The illuminator attaches to the rail with a standard clamp bar and nut arrangement. The shape of the nut is intended to be hand tightened so that you can install or remove the illuminator as necessary in the field without tools.
The bottom of the mount has a recoil lug similar to that of the X-Sight unit. Most likely this was done for commonality of parts and ease of fabrication because I don't see a real need for this 1/3" adjustment range on the illuminator. The mount is attached by two screws to a ring which goes around the body of the illuminator.
The illuminator his held tight against the ring via a special nut. The figure below taken from the X-Sight Manual and gives you a good idea on how the spanner wrench and nut are used.
These next photos give you some more views of the illuminator. Notice in the right figure that there is a green LED which is illuminated when the unit is turned on. It is possible to adjust the beam field of coverage (wide or narrow) by rotating the front knurled end of the illuminator.

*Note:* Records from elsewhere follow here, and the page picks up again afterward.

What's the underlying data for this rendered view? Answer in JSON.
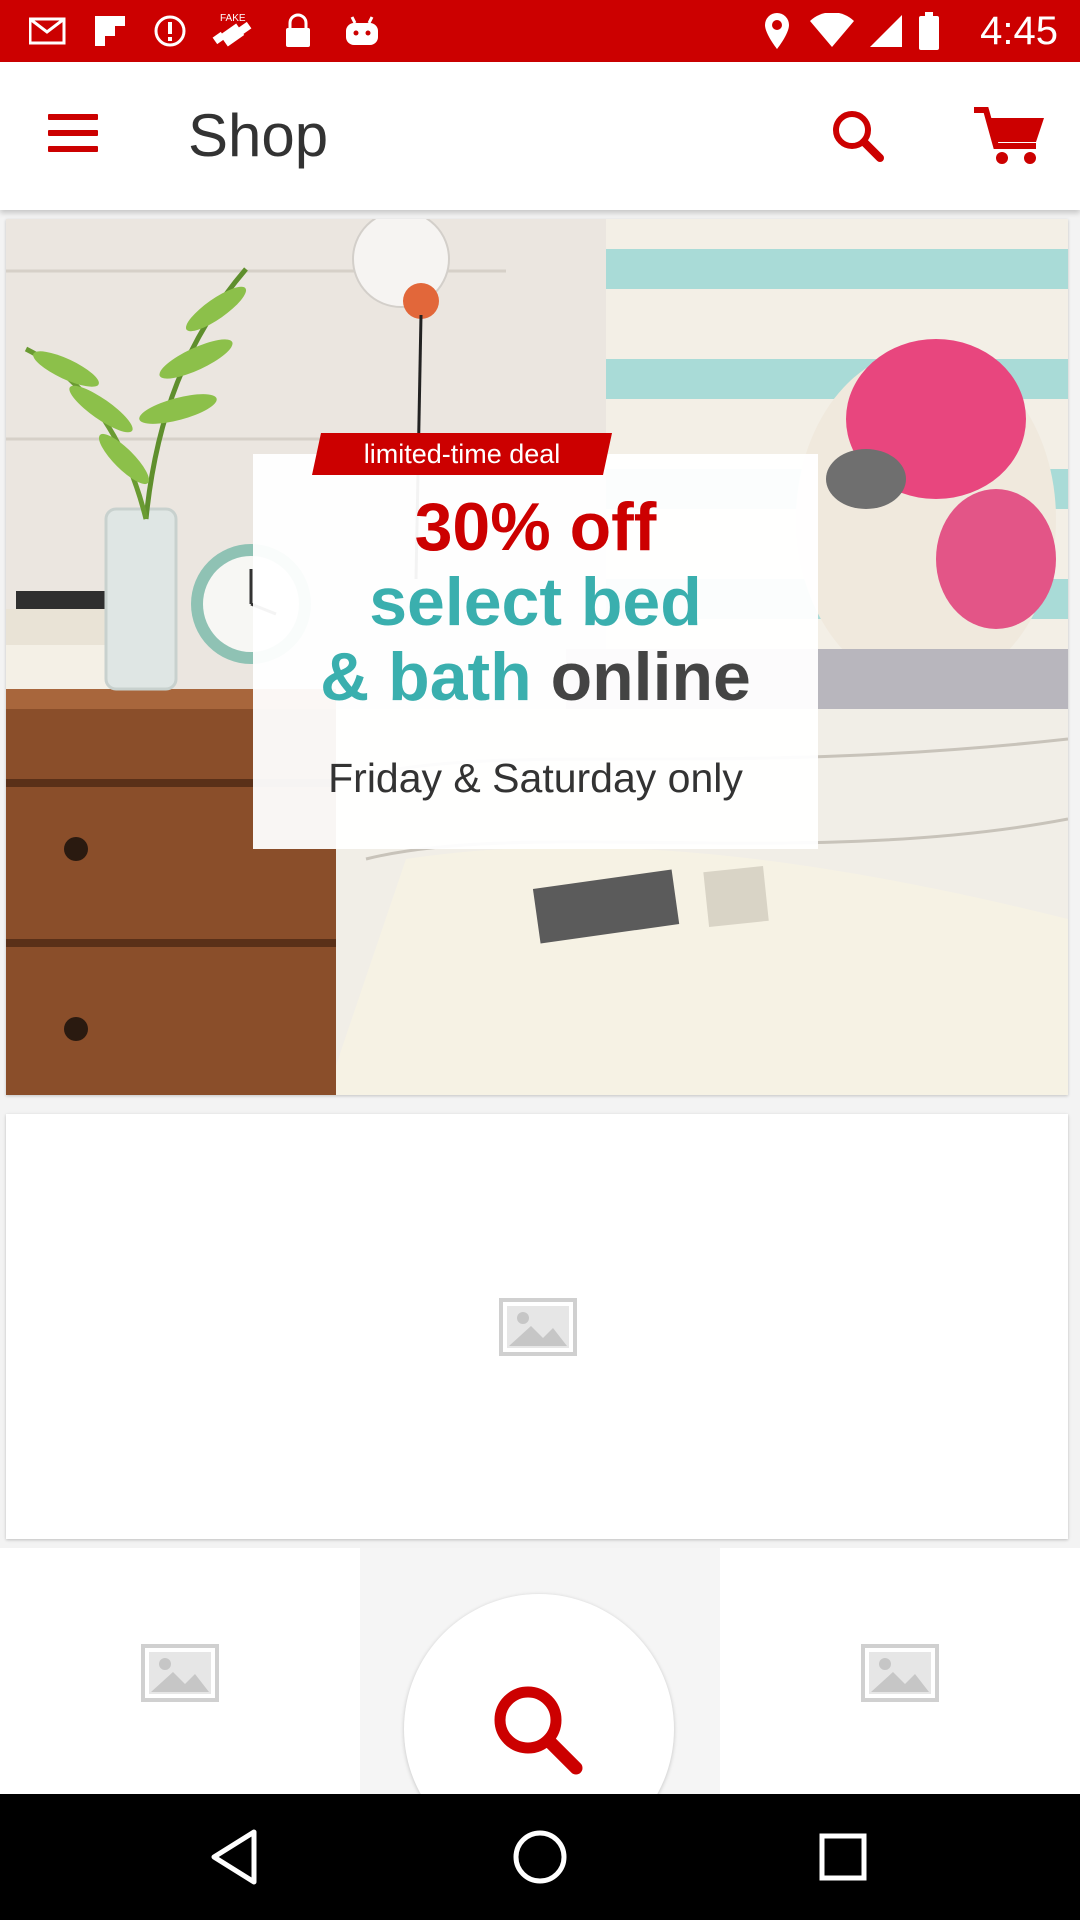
{
  "status_bar": {
    "time": "4:45",
    "left_icons": [
      "mail-icon",
      "flipboard-icon",
      "alert-icon",
      "fake-gps-icon",
      "lock-icon",
      "android-icon"
    ],
    "right_icons": [
      "location-icon",
      "wifi-icon",
      "signal-icon",
      "battery-icon"
    ],
    "fake_label": "FAKE"
  },
  "app_bar": {
    "title": "Shop",
    "menu_icon": "hamburger-menu-icon",
    "search_icon": "search-icon",
    "cart_icon": "cart-icon",
    "accent_color": "#cc0000"
  },
  "hero_banner": {
    "tag": "limited-time deal",
    "line1": "30% off",
    "line2": "select bed",
    "line3a": "& bath",
    "line3b": "online",
    "subtitle": "Friday & Saturday only",
    "colors": {
      "red": "#cc0000",
      "teal": "#3aafae",
      "dark": "#444444"
    }
  },
  "placeholders": {
    "image_icon": "image-placeholder-icon"
  },
  "bottom_tiles": {
    "center_icon": "search-icon"
  },
  "nav_bar": {
    "back_icon": "back-icon",
    "home_icon": "home-icon",
    "recents_icon": "recents-icon"
  }
}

When the illuminator is turned on, it will visibly glow red, but do not look at this because doing so may damage your eyes (see Owner's Manual).

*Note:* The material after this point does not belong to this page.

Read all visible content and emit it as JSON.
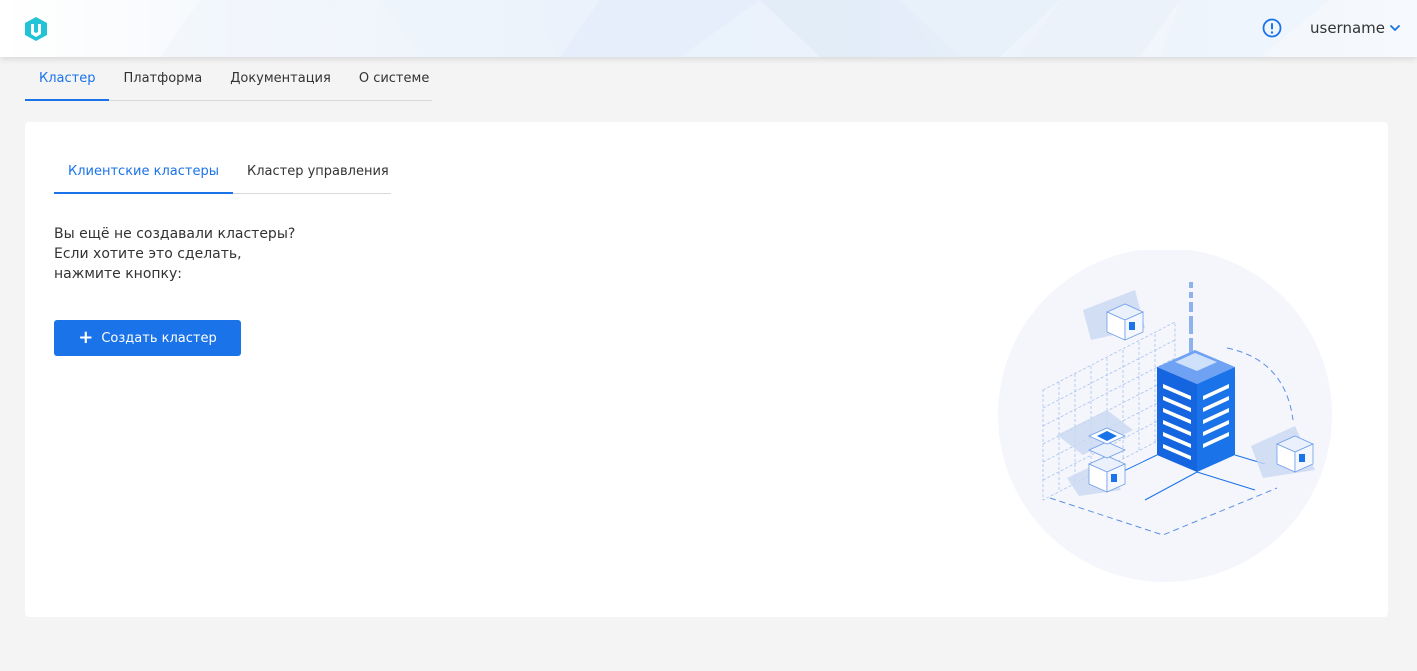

The ATN IR850 Illuminator with two CR123 batteries weighed in at 6.7 ounces (0.42 pounds). This means that the 3-12x model and IR850 together weigh in at a combined weight of about 2.8 pounds and the 5-18x model with illuminator will have a weight of 3.4 pounds.
These next photos are provided just to give you some more views of the illuminator.
This next series of photos show the ATN IR850 Illuminator installed on the 3-12x X-Sight Scope.
I found it to feel more natural to have the illuminator buttons oriented in the up position when making adjustments or turning the unit On or Off. I wish the illuminator rail had been located on the right side of the riflescope because I found that as I adjusted the focus with my left hand at night, I would block the beam of the illuminator and no longer be able to see what I was trying to focus on.
This next photos give you a look at the X-Sight riflescopes installed on a 300 BLK AR styled rifle with the illuminator installed.
You can see a Hardware Overview of the 5-18x model by watching the video below.
At the end of the day, it will be the performance of the X-Sight's key features that will define its success as a day/night riflescope. The specifications and features are very impressive and overall the unit does give the impression of decent quality. As with any new product, there will be growing pains as the product is put on the market before it reaches it's maturity. I think this was the case with the X-Sights I received, but at least based on my first hand experience, ATN has "in good faith" supported making good any issues I have had with the X-Sight or accessories. I still believe the X-Sight is a great value for what you get in this day/night riflescope and the fact that it also comes with an IR illuminator makes the value even greater. The next part of this review goes into the operational features of the X-Sight
For more detailed photos and commentary, make sure you check out the other parts of this review and feel free to leave comments below. The following links are provided to help you see other parts of this review.